Purpose of review
Both arthritis and foot pain are major public health problems. Approximately 24% of adults have foot ailments, and the prevalence increases with age. Foot pain, particularly related to shoes, footwear and rheumatic disorders, may be an important modifiable factor. Surprisingly, this topic has received little attention in the rheumatology community.
Despite the major focus of structure and alignment in arthritis, remarkably little work has focused on the foot and nonsurgical foot interventions that might affect lower extremity joint alignment, structure and pain in rheumatic diseases. Emerging research suggests that there may be a significant role for foot orthotics and footwear in the treatment of rheumatoid arthritis and osteoarthritis of the hip, knee and foot. This review highlights the current understanding on the topic of foot orthotics and footwear in adults with rheumatic diseases.

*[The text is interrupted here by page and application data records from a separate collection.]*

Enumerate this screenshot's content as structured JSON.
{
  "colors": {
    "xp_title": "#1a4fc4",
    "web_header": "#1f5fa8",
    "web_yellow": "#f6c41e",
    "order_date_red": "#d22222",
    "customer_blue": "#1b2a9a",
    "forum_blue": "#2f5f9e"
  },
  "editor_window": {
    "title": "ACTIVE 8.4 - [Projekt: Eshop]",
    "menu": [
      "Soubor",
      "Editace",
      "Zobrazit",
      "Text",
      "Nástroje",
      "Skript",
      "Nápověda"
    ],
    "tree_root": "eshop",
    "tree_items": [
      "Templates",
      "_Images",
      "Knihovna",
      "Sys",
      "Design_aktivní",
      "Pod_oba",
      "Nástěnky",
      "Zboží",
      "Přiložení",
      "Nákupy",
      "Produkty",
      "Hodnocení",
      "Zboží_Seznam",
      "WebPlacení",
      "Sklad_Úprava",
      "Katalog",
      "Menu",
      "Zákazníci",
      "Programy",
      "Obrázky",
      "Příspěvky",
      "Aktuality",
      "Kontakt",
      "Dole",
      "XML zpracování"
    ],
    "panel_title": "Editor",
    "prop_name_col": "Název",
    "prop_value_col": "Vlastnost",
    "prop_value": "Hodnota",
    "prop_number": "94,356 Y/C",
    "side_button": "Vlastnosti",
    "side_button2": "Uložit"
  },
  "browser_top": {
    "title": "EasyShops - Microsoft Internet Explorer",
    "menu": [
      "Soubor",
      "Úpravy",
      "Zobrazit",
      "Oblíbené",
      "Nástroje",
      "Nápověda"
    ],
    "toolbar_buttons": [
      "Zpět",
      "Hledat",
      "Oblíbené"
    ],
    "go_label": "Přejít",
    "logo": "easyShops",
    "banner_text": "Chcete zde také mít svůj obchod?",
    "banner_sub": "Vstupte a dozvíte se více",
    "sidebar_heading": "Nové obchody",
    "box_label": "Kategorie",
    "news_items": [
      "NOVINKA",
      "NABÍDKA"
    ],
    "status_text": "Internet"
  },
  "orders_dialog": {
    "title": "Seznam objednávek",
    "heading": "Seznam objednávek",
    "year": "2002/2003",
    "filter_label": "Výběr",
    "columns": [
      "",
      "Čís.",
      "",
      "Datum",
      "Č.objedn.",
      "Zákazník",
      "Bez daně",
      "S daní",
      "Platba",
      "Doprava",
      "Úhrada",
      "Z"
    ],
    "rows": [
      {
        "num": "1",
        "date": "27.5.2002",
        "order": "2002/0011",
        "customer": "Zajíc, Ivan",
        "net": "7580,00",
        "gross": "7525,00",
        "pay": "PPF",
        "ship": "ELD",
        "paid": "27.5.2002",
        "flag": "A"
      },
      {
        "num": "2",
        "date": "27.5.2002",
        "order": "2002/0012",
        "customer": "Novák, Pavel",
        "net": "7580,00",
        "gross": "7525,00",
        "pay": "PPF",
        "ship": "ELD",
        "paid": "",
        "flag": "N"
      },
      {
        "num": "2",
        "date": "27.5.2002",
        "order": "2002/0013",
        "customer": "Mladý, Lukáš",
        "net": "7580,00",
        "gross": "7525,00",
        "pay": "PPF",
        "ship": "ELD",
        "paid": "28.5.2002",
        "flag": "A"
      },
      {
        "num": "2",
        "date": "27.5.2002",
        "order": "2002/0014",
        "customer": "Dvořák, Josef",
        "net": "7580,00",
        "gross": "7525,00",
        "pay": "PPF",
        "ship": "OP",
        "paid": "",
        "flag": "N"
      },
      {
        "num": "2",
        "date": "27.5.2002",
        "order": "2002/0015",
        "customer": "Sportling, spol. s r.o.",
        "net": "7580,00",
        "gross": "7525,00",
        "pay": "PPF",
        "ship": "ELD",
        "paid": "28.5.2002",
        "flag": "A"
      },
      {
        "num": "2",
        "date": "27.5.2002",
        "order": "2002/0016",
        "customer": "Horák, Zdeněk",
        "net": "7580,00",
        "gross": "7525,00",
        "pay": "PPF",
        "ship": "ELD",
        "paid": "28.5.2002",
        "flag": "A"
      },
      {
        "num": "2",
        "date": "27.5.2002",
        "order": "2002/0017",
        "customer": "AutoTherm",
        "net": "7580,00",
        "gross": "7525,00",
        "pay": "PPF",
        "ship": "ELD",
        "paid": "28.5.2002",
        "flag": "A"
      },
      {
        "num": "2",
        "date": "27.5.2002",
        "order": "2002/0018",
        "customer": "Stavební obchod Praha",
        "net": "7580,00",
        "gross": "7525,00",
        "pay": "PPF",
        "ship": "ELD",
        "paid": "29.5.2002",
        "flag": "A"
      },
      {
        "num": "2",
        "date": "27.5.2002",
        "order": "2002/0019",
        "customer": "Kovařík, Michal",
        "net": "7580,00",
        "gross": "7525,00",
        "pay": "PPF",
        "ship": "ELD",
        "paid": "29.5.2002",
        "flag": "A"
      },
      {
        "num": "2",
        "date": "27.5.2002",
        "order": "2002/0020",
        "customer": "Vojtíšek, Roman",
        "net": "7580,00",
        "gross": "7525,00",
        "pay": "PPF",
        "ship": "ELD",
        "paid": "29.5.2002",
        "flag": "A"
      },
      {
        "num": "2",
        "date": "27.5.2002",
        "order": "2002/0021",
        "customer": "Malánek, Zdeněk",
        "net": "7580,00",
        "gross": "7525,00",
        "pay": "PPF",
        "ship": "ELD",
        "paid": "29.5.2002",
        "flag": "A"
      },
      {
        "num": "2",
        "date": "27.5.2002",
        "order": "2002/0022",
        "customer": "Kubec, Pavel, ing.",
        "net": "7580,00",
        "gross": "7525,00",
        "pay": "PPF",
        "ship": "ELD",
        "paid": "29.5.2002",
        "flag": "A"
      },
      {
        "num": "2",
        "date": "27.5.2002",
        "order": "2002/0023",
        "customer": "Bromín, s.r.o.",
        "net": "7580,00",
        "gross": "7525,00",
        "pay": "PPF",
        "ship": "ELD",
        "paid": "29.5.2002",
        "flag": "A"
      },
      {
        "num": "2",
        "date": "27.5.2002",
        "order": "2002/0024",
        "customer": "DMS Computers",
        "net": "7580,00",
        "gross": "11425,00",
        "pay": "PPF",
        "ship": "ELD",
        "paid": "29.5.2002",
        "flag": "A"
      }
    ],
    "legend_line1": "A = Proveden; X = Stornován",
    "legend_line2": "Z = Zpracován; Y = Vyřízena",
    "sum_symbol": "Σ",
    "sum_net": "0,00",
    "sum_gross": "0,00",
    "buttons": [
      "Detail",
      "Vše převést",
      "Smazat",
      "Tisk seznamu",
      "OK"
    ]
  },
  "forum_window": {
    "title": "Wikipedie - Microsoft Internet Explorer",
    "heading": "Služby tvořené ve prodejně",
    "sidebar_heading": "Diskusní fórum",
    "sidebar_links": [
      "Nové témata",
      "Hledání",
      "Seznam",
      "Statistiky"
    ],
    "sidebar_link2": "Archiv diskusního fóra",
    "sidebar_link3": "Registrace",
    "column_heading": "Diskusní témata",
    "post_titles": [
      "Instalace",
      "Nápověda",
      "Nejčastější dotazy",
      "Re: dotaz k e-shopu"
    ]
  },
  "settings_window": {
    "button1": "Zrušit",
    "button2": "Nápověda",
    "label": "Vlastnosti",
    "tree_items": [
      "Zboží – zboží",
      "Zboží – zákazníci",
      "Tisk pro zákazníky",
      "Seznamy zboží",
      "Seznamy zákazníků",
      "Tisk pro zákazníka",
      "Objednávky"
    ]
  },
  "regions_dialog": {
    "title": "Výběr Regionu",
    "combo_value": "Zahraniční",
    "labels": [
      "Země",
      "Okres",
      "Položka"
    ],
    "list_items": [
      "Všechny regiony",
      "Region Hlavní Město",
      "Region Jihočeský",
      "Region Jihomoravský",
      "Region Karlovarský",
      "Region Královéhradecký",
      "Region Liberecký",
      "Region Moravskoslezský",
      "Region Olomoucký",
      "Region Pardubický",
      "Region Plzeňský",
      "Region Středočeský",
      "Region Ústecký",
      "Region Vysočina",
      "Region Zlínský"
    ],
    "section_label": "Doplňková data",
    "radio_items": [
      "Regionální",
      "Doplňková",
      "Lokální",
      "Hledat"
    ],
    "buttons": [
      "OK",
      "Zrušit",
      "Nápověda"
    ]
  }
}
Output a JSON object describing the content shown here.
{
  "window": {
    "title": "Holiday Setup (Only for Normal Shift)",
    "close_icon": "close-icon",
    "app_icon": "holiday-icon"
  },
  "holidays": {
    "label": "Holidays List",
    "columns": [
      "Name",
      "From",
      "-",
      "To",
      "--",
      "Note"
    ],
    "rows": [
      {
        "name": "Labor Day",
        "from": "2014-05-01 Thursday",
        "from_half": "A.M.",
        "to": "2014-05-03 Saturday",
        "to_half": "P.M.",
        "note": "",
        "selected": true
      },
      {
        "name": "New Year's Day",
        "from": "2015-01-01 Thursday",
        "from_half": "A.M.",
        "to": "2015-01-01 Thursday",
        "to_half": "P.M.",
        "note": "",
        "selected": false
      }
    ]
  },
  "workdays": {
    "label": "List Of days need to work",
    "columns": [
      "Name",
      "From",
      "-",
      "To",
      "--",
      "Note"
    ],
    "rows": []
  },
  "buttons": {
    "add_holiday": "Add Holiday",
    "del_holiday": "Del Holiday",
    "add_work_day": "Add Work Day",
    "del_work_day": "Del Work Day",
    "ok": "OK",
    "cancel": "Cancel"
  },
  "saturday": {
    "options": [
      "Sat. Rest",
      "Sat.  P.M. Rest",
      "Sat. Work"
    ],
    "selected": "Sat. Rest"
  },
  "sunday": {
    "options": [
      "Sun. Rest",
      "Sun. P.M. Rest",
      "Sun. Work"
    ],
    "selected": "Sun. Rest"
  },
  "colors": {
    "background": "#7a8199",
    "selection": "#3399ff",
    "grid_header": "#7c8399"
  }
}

Biomechanical evidence indicates that foot orthotics and specialized footwear may change muscle activation and gait patterns to reduce joint loading. Emerging evidence suggests that orthotics, specific shoe types and footwear interventions may provide an effective nonsurgical intervention in rheumatic diseases. Yet good data are sparse, and it is premature to recommend guidelines. As there are a limited number of studies that underpin the foot's role in arthritis cause and progression, clinical trials and prospective studies are of utmost importance to unravel the links between foot pain, foot conditions and interventions that lessen the impact of rheumatic diseases.